BATON ROUGE, La. -- The ACLU of Louisiana and other local groups filed a lawsuit against the Baton Rouge Police Department and other local law enforcement agencies Wednesday, CBS affiliate WAFB reported.
The lawsuit claims that police violated the First Amendment rights of the demonstrators who were peacefully protesting. Several protests were held across Baton Rouge following the death of 37-year-old Alton Sterling.
The police have come under fire for tactics they used on protesters over the weekend. Over a three-day period, police arrested about 200 people.
The suit alleges that officers used excessive force, wrongful arrests, and both physical and verbal abuse to break up the protests.
The groups have reportedly collected eyewitness accounts that describe the actions of police in full riot gear with assault rifles. The reports claim that the police lunged and grabbed at protesters, throwing them down to the ground.
"[The police response] made me afraid to protest. Seeing the way the police were manhandling folks caused me to hide, scream out of fear, and finally flee for my safety. I had to run. A peaceful demonstration should never be like that," expressed Crystal Williams, local resident and organizer with North Baton Rouge Matters. "I feel like speech is my most powerful tool to ensure my community and my family are safe. But now I feel totally silenced."
The governor has defended the police, calling their response "moderate."

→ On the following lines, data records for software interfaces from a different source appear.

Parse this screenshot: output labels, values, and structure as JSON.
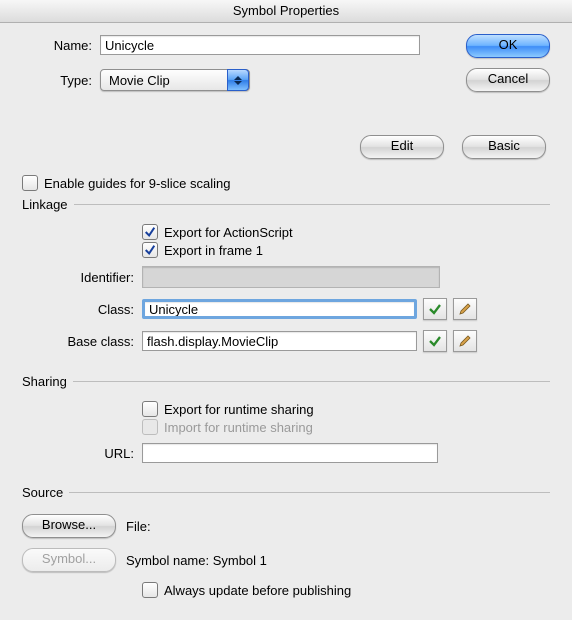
{
  "window": {
    "title": "Symbol Properties"
  },
  "buttons": {
    "ok": "OK",
    "cancel": "Cancel",
    "edit": "Edit",
    "basic": "Basic",
    "browse": "Browse...",
    "symbol": "Symbol..."
  },
  "labels": {
    "name": "Name:",
    "type": "Type:",
    "enable9slice": "Enable guides for 9-slice scaling",
    "exportAS": "Export for ActionScript",
    "exportFrame1": "Export in frame 1",
    "identifier": "Identifier:",
    "klass": "Class:",
    "baseClass": "Base class:",
    "exportRuntime": "Export for runtime sharing",
    "importRuntime": "Import for runtime sharing",
    "url": "URL:",
    "file": "File:",
    "symbolName": "Symbol name: Symbol 1",
    "alwaysUpdate": "Always update before publishing"
  },
  "groups": {
    "linkage": "Linkage",
    "sharing": "Sharing",
    "source": "Source"
  },
  "values": {
    "name": "Unicycle",
    "type": "Movie Clip",
    "identifier": "",
    "klass": "Unicycle",
    "baseClass": "flash.display.MovieClip",
    "url": ""
  },
  "checkboxes": {
    "enable9slice": false,
    "exportAS": true,
    "exportFrame1": true,
    "exportRuntime": false,
    "importRuntime": false,
    "alwaysUpdate": false
  }
}
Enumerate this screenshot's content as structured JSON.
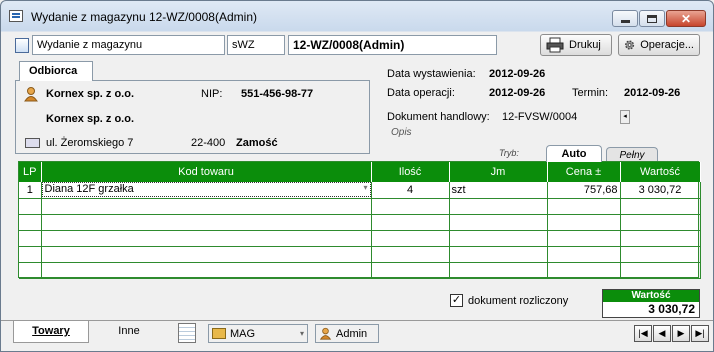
{
  "window": {
    "title": "Wydanie z magazynu 12-WZ/0008(Admin)",
    "close_glyph": "✕"
  },
  "header": {
    "doc_type": "Wydanie z magazynu",
    "series": "sWZ",
    "doc_number": "12-WZ/0008(Admin)",
    "print_label": "Drukuj",
    "operations_label": "Operacje..."
  },
  "odbiorca": {
    "tab_label": "Odbiorca",
    "name": "Kornex sp. z o.o.",
    "name2": "Kornex sp. z o.o.",
    "nip_label": "NIP:",
    "nip": "551-456-98-77",
    "street": "ul. Żeromskiego 7",
    "postcode": "22-400",
    "city": "Zamość"
  },
  "dates": {
    "issue_label": "Data wystawienia:",
    "issue_date": "2012-09-26",
    "operation_label": "Data operacji:",
    "operation_date": "2012-09-26",
    "term_label": "Termin:",
    "term_date": "2012-09-26",
    "trade_doc_label": "Dokument handlowy:",
    "trade_doc": "12-FVSW/0004",
    "opis_label": "Opis"
  },
  "grid_tabs": {
    "tryb": "Tryb:",
    "auto": "Auto",
    "pelny": "Pełny"
  },
  "grid": {
    "columns": [
      "LP",
      "Kod towaru",
      "Ilość",
      "Jm",
      "Cena ±",
      "Wartość"
    ],
    "rows": [
      [
        "1",
        "Diana 12F grzałka",
        "4",
        "szt",
        "757,68",
        "3 030,72"
      ]
    ],
    "empty_rows": 5
  },
  "footer": {
    "settled_label": "dokument rozliczony",
    "settled_checked": true,
    "value_label": "Wartość",
    "value": "3 030,72"
  },
  "bottom": {
    "tab_towary": "Towary",
    "tab_inne": "Inne",
    "warehouse": "MAG",
    "user": "Admin"
  }
}
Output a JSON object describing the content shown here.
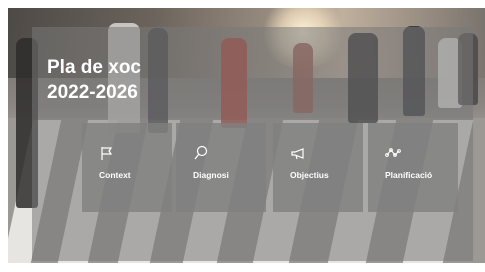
{
  "hero": {
    "title_line1": "Pla de xoc",
    "title_line2": "2022-2026"
  },
  "cards": [
    {
      "label": "Context",
      "icon": "flag-icon"
    },
    {
      "label": "Diagnosi",
      "icon": "search-icon"
    },
    {
      "label": "Objectius",
      "icon": "megaphone-icon"
    },
    {
      "label": "Planificació",
      "icon": "network-icon"
    }
  ]
}
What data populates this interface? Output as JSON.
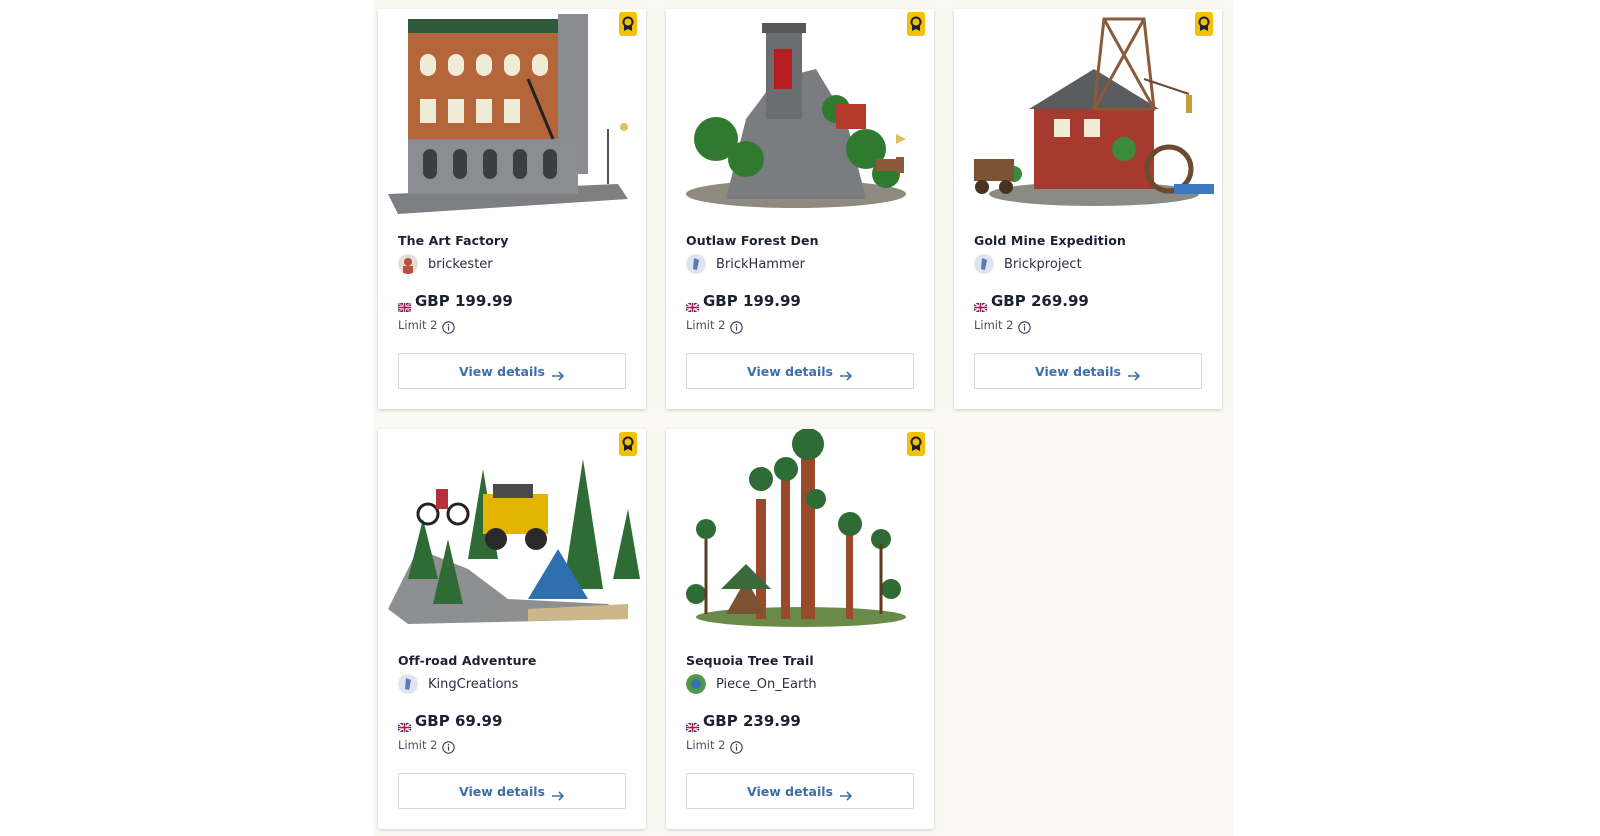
{
  "products": [
    {
      "title": "The Art Factory",
      "creator": "brickester",
      "avatar_color": "#b9503a",
      "currency": "GBP",
      "price": "GBP 199.99",
      "limit": "Limit 2",
      "cta": "View details"
    },
    {
      "title": "Outlaw Forest Den",
      "creator": "BrickHammer",
      "avatar_color": "#5a7ac0",
      "currency": "GBP",
      "price": "GBP 199.99",
      "limit": "Limit 2",
      "cta": "View details"
    },
    {
      "title": "Gold Mine Expedition",
      "creator": "Brickproject",
      "avatar_color": "#5a7ac0",
      "currency": "GBP",
      "price": "GBP 269.99",
      "limit": "Limit 2",
      "cta": "View details"
    },
    {
      "title": "Off-road Adventure",
      "creator": "KingCreations",
      "avatar_color": "#5a7ac0",
      "currency": "GBP",
      "price": "GBP 69.99",
      "limit": "Limit 2",
      "cta": "View details"
    },
    {
      "title": "Sequoia Tree Trail",
      "creator": "Piece_On_Earth",
      "avatar_color": "#4f9a4a",
      "currency": "GBP",
      "price": "GBP 239.99",
      "limit": "Limit 2",
      "cta": "View details"
    }
  ],
  "icons": {
    "badge": "award-icon",
    "flag": "uk-flag-icon",
    "info": "info-icon",
    "arrow": "arrow-right-icon"
  },
  "colors": {
    "badge": "#f2c200",
    "link": "#3d6ea8",
    "background": "#fbf9f3"
  }
}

Alison Renee McCrary, the president of the Louisiana Chapter of the National Lawyers Guild, stated in a news release that she witnessed the demonstrators being attacked and arrested firsthand. She said that she saw "assault weapons pointed at [the protestors] with fingers on the triggers, some dragged across the cement, their clothes ripped off of them."
"What I saw happening was an immediate threat to life," McCrary said in the release. "My and other demonstrators' speech was chilled because of this event."
The lawyers for the plaintiffs in the suit filed for a temporary restraining order against the defendants, which includes the city of Baton Rouge, BRPD, Louisiana State Police, the East Baton Rouge Sheriff's Office, and several law enforcement officials.
The temporary restraining order would prevent those parties from interfering with demonstrators' constitutionally protected right to peacefully protest in the future.
"The police didn't do their job in Baton Rouge, again. They are bound to protect us from harm, to keep us safe, to do everything possible before throwing someone to the ground or pulling the trigger. Yet Alton Sterling is on the long list of Black people killed needlessly by our nation's police, and protests in his honor have turned into circuses of violence where the First Amendment is tossed aside," said ACLU of Louisiana Executive Director Marjorie Esman. "We can't bring Alton Sterling back but at minimum, the police can stop blocking our right to protest in his name."